"I don't want them to just acquire knowledge," Izumi says. "I want them to be able to experience for themselves the appeal of kyogen." The course, which includes both lectures and instruction in performance, has been more successful than expected.

Izumi chose to focus his lectures on his real life experiences as a performing artist, and he seems to have struck a chord in many students' hearts.

A Fresh Wind
Izumi, who is himself still a student at Aoyama Gakuin University in Tokyo, is the iemoto (head) of the Izumi school, one of the two major kyogen schools. The Izumi school dates back to the later part of Japan's Muromachi period (1333-1573). Izumi began studying kyogen when he was just one and a half years old, and made his stage debut at age three. Izumi became the twentieth master of the Izumi school at age 21, after the sudden death of his father, who had been the nineteenth.

Now, as the head of a large school with a venerable tradition, he leads a very active life. In addition to giving over 250 kyogen performances a year, he also appears in Western-style plays, movies, TV dramas, and commercials. In this manner, Izumi is using a full range of modern expressive forms to keep alive a traditional art form. The activities of young kyogen performers like Izumi have sparked a new kyogen craze and are drawing a whole new group of fans to noh theaters.

Timeless Humor
Kyogen has a long history. Sangaku, a performance art brought over from China during the Nara period (710-794) evolved into sarugaku during the Heian period (794-1185). During the Muromachi period, an actor, playwright, and critic named Zeami developed noh as a highly distilled form of drama incorporating song and dance. Dialogue-centered kyogen evolved alongside noh, meanwhile, as a comic counterpoint.

Kyogen revolves around familiar characters who speak in the everyday language of their time. Over the past 600 years, it seems, the things that make people laugh have not changed all that much: Kyogen can be readily understood and thoroughly enjoyed by modern audiences.

"Kyogen practice is a lot more fun than I expected," said a university student who took one of Izumi's courses. "I'm going to stick with the course till the end, and not miss a single day."

Both kyogen and Izumi seem to be attracting a lot of new fans.

Motoya Izumi's older-sister, Junko Izumi, is herself a kyogen performer--the first-ever female professional. Click here to read her interview in Nipponia.

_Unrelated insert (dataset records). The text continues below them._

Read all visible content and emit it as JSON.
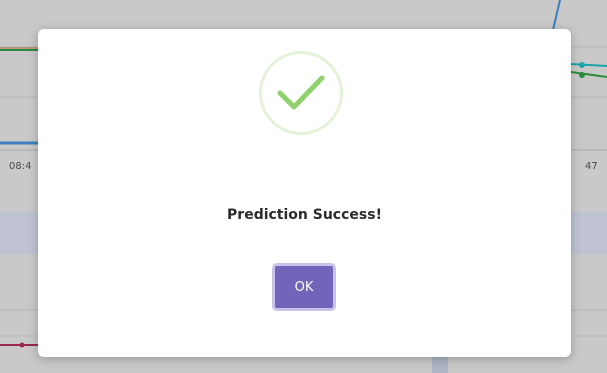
{
  "background": {
    "tick_left": "08:4",
    "tick_right": "47",
    "colors": {
      "overlay": "#c9c9c9",
      "teal_series": "#1aa5a8",
      "green_series": "#2a8b3a",
      "blue_series": "#3e7fc0",
      "magenta_series": "#9c2a4c"
    }
  },
  "dialog": {
    "icon": "checkmark-success-icon",
    "message": "Prediction Success!",
    "ok_label": "OK",
    "colors": {
      "check": "#8fd16b",
      "ring": "#e4f2d9",
      "button": "#7065b9",
      "button_border": "#c8c2ec"
    }
  }
}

Trends in JapanEdited by Japan Echo Inc. based on domestic Japanese news sources. Articles presented here are offered for reference purposes and do not necessarily represent the policy or views of the Japanese Government.